Nothing in the records may be left out or altered; reproduce them all exactly.

RECORDS below:

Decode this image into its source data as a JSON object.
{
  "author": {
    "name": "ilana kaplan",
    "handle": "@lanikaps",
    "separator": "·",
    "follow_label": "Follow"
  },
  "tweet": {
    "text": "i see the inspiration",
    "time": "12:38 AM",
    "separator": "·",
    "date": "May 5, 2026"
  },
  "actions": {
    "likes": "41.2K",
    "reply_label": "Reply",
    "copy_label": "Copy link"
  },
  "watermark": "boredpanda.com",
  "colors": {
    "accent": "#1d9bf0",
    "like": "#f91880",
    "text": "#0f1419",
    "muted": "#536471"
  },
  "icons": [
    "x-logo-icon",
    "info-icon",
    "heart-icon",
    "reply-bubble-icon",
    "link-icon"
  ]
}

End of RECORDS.

### [RESPONSE]
Decode this image into its source data as a JSON object.
{
  "author": {
    "name": "ilana kaplan",
    "handle": "@lanikaps",
    "separator": "·",
    "follow_label": "Follow"
  },
  "tweet": {
    "text": "i see the inspiration",
    "time": "12:38 AM",
    "separator": "·",
    "date": "May 5, 2026"
  },
  "actions": {
    "likes": "41.2K",
    "reply_label": "Reply",
    "copy_label": "Copy link"
  },
  "watermark": "boredpanda.com",
  "colors": {
    "accent": "#1d9bf0",
    "like": "#f91880",
    "text": "#0f1419",
    "muted": "#536471"
  },
  "icons": [
    "x-logo-icon",
    "info-icon",
    "heart-icon",
    "reply-bubble-icon",
    "link-icon"
  ]
}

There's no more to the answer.